:: Action item ::
Each line holding the word "DISA" must appear in the answer, copied from the entries.

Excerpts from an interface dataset
::::::::

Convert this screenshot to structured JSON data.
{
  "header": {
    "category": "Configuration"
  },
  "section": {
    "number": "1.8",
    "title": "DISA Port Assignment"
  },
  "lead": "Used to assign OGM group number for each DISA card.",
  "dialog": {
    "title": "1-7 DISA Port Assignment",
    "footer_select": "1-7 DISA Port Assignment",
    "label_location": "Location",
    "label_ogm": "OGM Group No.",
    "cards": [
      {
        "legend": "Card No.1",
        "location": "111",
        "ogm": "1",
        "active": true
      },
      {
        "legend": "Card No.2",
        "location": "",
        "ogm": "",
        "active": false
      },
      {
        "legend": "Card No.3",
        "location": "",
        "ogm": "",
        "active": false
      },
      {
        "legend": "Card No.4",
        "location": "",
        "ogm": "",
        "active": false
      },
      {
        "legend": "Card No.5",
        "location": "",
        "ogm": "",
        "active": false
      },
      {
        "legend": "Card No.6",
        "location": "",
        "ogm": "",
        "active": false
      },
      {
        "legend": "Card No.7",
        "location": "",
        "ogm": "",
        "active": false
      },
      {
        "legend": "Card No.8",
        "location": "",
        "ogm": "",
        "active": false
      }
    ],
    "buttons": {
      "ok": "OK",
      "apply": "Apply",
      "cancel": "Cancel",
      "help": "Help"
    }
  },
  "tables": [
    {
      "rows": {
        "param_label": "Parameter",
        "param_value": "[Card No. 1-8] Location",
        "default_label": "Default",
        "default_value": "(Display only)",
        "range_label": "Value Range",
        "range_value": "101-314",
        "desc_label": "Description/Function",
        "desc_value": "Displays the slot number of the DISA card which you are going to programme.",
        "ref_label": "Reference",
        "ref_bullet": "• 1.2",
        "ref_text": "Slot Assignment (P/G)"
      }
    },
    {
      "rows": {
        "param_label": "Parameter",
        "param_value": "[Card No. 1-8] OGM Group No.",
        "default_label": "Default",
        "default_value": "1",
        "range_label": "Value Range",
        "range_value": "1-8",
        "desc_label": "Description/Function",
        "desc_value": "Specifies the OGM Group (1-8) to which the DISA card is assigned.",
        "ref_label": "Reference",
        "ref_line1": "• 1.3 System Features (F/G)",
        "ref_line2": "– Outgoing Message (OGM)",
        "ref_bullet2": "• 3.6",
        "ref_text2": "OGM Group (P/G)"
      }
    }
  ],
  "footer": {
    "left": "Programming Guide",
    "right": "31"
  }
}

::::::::

:: Task result ::
    "title": "DISA Port Assignment"
  "lead": "Used to assign OGM group number for each DISA card.",
    "title": "1-7 DISA Port Assignment",
    "footer_select": "1-7 DISA Port Assignment",
        "desc_value": "Displays the slot number of the DISA card which you are going to programme.",
        "desc_value": "Specifies the OGM Group (1-8) to which the DISA card is assigned.",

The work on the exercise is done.